That's not to say there haven't been obstacles for Putney. When the company launched a generic version of Zoetis' skin infection treatment Simplicef (cefpodoxime proxetil) in 2013, its marketing efforts were restricted by "blocking agreements" Zoetis had that prevented large distributors from carrying generic versions of its products, Hoffman said. So Putney found a work-around. "We were prevented from accessing the entire market by Zoetis' blocking agreements, so we used a network of smaller distributors, as well as our own direct-selling efforts," Hoffman said.

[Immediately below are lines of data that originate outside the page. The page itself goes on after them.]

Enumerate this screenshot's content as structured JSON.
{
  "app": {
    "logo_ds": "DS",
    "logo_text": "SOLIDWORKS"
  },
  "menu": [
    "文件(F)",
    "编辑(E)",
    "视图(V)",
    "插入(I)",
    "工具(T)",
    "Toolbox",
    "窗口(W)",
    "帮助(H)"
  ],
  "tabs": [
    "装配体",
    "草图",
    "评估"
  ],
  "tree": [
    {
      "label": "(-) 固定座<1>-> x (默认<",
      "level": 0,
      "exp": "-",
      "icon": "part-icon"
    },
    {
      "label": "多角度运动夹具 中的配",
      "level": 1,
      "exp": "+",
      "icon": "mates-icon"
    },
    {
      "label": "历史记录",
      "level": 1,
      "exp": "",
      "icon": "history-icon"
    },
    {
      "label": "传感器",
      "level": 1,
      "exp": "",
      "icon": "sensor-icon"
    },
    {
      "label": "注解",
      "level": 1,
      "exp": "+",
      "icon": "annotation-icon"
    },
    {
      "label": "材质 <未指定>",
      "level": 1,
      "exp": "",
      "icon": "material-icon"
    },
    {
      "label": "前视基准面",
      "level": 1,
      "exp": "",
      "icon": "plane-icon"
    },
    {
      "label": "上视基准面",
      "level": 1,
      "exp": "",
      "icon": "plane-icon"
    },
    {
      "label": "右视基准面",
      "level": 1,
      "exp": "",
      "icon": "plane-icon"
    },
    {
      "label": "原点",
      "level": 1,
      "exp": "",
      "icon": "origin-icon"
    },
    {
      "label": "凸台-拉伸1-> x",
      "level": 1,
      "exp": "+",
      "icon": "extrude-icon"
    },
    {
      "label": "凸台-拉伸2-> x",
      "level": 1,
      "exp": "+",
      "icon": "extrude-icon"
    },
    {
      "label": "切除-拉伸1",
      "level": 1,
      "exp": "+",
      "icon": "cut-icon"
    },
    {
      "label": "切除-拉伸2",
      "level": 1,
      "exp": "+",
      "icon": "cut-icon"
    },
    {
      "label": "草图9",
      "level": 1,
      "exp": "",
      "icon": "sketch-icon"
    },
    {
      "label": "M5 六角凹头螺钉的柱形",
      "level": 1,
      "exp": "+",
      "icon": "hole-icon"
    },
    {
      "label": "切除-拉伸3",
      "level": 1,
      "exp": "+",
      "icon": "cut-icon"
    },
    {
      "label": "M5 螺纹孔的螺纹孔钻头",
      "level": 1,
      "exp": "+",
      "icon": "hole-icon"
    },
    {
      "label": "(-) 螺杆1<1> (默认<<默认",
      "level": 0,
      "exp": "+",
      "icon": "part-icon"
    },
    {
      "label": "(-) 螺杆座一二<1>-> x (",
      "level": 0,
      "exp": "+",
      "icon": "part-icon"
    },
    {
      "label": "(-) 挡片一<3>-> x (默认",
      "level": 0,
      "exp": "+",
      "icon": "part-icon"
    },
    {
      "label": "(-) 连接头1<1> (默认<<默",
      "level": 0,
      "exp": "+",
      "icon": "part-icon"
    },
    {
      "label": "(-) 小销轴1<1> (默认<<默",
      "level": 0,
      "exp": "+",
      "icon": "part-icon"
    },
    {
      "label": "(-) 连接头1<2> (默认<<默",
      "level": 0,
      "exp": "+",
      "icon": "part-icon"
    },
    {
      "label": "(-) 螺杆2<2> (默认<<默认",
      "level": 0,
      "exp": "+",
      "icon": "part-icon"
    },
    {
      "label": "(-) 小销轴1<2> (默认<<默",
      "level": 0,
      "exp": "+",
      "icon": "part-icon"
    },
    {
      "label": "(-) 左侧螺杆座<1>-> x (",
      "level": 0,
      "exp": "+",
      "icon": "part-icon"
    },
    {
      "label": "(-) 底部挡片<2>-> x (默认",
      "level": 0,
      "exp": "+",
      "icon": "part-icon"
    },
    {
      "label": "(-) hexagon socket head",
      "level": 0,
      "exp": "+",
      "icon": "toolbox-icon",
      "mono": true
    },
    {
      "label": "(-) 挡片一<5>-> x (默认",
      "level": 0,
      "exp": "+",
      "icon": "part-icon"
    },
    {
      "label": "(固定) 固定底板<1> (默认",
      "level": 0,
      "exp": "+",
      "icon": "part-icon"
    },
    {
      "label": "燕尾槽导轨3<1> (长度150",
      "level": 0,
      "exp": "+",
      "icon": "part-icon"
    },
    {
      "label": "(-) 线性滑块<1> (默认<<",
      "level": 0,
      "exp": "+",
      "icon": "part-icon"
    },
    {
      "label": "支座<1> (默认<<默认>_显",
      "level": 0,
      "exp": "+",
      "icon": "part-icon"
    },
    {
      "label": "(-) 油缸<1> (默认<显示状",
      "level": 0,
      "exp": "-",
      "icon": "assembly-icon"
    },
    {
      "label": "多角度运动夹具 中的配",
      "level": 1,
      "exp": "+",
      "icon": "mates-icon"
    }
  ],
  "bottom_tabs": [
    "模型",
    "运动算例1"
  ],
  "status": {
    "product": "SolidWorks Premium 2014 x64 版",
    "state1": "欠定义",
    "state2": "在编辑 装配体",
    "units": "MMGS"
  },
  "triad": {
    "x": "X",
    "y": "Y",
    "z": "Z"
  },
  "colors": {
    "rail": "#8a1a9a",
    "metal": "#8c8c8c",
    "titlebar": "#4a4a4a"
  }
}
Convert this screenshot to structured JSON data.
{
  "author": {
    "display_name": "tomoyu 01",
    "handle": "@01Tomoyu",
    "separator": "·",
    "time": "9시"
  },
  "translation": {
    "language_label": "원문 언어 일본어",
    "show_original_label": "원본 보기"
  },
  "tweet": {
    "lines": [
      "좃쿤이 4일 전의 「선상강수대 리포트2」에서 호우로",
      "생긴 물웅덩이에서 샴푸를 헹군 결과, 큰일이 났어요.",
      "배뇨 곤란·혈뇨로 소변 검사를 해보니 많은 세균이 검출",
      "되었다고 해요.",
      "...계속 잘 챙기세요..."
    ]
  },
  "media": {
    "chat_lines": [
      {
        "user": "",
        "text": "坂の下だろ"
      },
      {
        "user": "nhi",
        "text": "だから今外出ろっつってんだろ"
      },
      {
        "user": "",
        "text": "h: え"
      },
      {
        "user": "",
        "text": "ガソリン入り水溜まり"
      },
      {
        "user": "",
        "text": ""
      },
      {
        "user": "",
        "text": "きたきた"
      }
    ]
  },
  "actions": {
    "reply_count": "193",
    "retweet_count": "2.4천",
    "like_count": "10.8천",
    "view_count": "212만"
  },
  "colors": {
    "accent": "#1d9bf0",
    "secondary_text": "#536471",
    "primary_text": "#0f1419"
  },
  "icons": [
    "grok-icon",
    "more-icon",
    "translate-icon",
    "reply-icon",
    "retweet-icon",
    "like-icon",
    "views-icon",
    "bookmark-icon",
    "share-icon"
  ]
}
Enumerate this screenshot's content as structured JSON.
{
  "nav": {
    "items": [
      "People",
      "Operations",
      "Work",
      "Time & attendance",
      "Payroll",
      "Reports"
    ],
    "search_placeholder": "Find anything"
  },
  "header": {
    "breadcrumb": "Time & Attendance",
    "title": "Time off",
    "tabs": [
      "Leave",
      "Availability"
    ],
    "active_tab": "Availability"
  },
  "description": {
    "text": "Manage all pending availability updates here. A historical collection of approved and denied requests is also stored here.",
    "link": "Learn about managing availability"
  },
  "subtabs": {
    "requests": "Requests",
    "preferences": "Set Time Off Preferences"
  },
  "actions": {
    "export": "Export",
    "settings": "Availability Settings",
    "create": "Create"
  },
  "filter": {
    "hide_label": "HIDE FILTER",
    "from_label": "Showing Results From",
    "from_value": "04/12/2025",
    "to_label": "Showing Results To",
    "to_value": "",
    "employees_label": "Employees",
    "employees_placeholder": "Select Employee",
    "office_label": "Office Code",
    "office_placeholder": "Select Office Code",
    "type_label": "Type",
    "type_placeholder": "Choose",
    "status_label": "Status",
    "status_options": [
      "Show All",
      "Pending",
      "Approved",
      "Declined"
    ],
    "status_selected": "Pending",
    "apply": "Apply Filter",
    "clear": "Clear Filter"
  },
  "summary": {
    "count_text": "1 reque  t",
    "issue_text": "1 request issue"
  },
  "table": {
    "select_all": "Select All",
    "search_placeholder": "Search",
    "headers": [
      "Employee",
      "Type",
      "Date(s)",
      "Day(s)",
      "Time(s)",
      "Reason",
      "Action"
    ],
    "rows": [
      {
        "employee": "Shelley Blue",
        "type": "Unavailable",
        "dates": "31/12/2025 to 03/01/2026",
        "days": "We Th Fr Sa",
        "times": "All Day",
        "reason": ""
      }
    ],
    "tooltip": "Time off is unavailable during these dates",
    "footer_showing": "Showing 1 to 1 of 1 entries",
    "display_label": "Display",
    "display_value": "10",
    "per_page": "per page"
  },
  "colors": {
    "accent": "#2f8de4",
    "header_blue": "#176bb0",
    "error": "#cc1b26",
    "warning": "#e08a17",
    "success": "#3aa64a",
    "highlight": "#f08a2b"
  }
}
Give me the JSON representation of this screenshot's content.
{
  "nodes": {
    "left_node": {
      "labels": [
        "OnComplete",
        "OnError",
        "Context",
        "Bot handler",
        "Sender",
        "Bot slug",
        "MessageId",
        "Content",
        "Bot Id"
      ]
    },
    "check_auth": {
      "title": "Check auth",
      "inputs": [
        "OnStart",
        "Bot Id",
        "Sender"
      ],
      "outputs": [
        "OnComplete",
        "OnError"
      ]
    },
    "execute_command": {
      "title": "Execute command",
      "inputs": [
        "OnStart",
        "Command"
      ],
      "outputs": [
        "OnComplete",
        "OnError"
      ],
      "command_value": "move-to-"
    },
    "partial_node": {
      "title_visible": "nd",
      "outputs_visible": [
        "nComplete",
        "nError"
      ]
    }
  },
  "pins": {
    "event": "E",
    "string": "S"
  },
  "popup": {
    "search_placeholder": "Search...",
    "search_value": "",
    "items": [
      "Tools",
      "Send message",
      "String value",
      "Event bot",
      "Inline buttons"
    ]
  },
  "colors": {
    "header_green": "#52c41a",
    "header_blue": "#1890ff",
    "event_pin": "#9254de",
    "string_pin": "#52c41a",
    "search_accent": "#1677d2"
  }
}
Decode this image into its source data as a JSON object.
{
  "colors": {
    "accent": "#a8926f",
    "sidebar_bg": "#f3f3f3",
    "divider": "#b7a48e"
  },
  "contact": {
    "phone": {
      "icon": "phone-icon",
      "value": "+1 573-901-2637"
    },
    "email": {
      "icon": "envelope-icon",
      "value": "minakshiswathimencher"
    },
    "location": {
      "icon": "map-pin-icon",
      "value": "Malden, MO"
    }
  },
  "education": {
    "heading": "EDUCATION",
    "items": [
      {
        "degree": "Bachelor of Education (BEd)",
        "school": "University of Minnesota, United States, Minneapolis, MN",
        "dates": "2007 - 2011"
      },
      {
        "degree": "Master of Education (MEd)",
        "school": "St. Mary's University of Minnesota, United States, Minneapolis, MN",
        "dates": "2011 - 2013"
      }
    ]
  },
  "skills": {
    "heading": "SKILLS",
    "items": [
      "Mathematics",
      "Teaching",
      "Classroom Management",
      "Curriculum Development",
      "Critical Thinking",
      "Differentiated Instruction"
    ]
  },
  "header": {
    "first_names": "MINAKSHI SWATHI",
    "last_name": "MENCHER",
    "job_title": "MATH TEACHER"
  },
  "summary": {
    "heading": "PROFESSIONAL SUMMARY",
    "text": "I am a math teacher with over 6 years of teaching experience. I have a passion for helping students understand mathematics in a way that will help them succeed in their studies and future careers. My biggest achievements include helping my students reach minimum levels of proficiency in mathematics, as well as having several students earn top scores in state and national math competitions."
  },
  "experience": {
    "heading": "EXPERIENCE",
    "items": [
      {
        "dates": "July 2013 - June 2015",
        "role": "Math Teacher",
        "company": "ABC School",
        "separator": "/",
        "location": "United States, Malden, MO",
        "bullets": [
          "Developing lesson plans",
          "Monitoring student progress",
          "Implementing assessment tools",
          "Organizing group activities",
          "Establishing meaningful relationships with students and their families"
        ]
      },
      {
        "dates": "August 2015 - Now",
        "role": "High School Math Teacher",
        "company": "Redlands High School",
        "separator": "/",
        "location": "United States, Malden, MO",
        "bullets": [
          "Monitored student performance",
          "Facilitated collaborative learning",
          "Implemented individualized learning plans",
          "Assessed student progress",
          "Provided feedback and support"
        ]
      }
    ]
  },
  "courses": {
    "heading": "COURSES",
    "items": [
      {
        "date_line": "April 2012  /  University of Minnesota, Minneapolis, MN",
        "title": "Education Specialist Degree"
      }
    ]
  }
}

In the end, "we were able to ship product into every veterinary clinic in the U.S."
Putney has raised $50 million in venture capital, most of which has been invested in R&D, Hoffman said.
Hoffman declined to provide details about Putney's pipeline, except to say that it includes generic versions of several top-selling drugs, as well as a few medicines that have proven to be "tricky" to develop in generic form. "We set out up front to develop a pipeline of 20 veterinary generic drugs," Hoffman said. "We believe that we have the largest pipeline in advanced stages of development and under review at the FDA of any company in animal health. That includes brands and generics."
Hoffman predicts Putney will turn a profit this year, and she said the company does not need to raise additional funding. "We're very excited about the pet medication industry. People love their pets, and they're spending a lot of money on them. They're also economically sensitive. So we believe there's a great future for both new drugs and generics."
- here's the press release on the carprofen approval